  5. Hello there, I'm a newbie here, seeking thoughts on 100 days of qigong. I know the figure of 100 days pops up often in qigong literature, that one should persevere for this amount of time to see results. I've done 100 days each of a few styles now (Fragrant Qigong, Spring Forest Qigong including sessions w/Master Lin, Zhan Zhuang). Sadly I haven't seen the results I had hoped to. Which leaves two possibilities in my mind: either I don't respond to these styles, or am going to need to persevere for longer. Does anyone have any thoughts/advice? I'm a bit bummed that qigong hasn't payed dividends so far, but I am still hopeful of finding a style that works for me (in boosting vitality+expanding consciousness). Thanks kindly

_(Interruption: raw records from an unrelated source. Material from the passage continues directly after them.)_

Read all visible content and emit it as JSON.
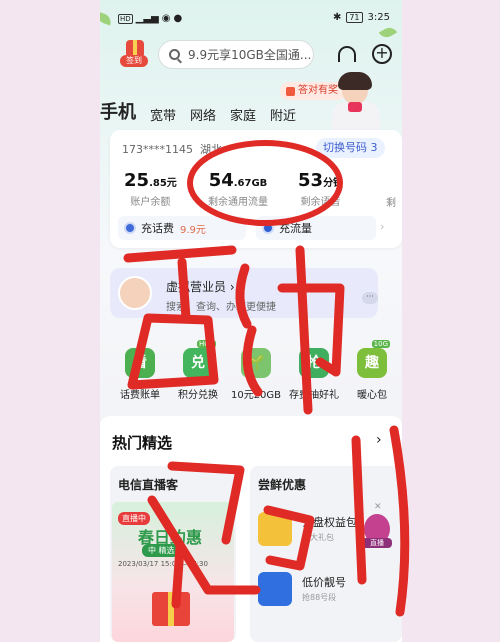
{
  "status_bar": {
    "network": "HD",
    "signal": "᪤",
    "wifi_speed": "((·))",
    "battery": "71",
    "time": "3:25"
  },
  "top": {
    "signin_label": "签到",
    "search_placeholder": "9.9元享10GB全国通...",
    "promo_badge": "答对有奖"
  },
  "nav": {
    "tabs": [
      "手机",
      "宽带",
      "网络",
      "家庭",
      "附近"
    ]
  },
  "account_card": {
    "phone": "173****1145",
    "region": "湖北",
    "switch_label": "切换号码 3",
    "stats": [
      {
        "value": "25",
        "decimal": ".85",
        "unit": "元",
        "label": "账户余额"
      },
      {
        "value": "54",
        "decimal": ".67",
        "unit": "GB",
        "label": "剩余通用流量"
      },
      {
        "value": "53",
        "decimal": "",
        "unit": "分钟",
        "label": "剩余语音"
      }
    ],
    "extra_stat_label": "剩",
    "actions": [
      {
        "label": "充话费",
        "sub": "9.9元"
      },
      {
        "label": "充流量",
        "sub": ""
      }
    ]
  },
  "virtual_banner": {
    "title": "虚拟营业员",
    "desc": "搜索、查询、办理更便捷"
  },
  "quick_items": [
    {
      "label": "话费账单",
      "glyph": "看",
      "color": "#4caf50"
    },
    {
      "label": "积分兑换",
      "glyph": "兑",
      "color": "#43b55c",
      "tag": "HOT"
    },
    {
      "label": "10元20GB",
      "glyph": "🌱",
      "color": "#7cc46e"
    },
    {
      "label": "存费抽好礼",
      "glyph": "抢",
      "color": "#3fae5f"
    },
    {
      "label": "暖心包",
      "glyph": "趣",
      "color": "#7dbe3b",
      "tag": "10G"
    }
  ],
  "hot_section": {
    "title": "热门精选",
    "card_left_title": "电信直播客",
    "card_right_title": "尝鲜优惠",
    "live_tag": "直播中",
    "live_title": "春日约惠",
    "live_sub": "中 精选",
    "live_date": "2023/03/17 15:00—17:30",
    "products": [
      {
        "name": "云盘权益包",
        "sub": "享大礼包"
      },
      {
        "name": "低价靓号",
        "sub": "抢88号段"
      }
    ],
    "float_label": "直播"
  },
  "colors": {
    "accent_red": "#e02a26",
    "brand_blue": "#3d5fcc"
  }
}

  6. Greetings fellow bums

    Hello Pak_Satrio and Cobie, I've done Fragrant Qigong, Spring Forest Qigong (including some sessions with Master Lin) and Zhan Zhuang. I've given each of these a fair crack, persevering for the 100 day period for each. A bit unsure how to proceed now, whether I should try something new, or need to persevere longer with one of the styles I've tried. That's actually going to be the topic of my first post...
  7. Greetings fellow bums

    Hey there, Newbie here, just saying hello. I've browsed this site over the years for answers to some of my qigong/health related questions. I am someone who has practiced a few styles of qigong but been somewhat underwhelmed by the results. Saying that, I still live in hope of finding things that help enhance vitality and expand consciousness. That's why I'm here! Good vibes to everyone. Om mani padme hum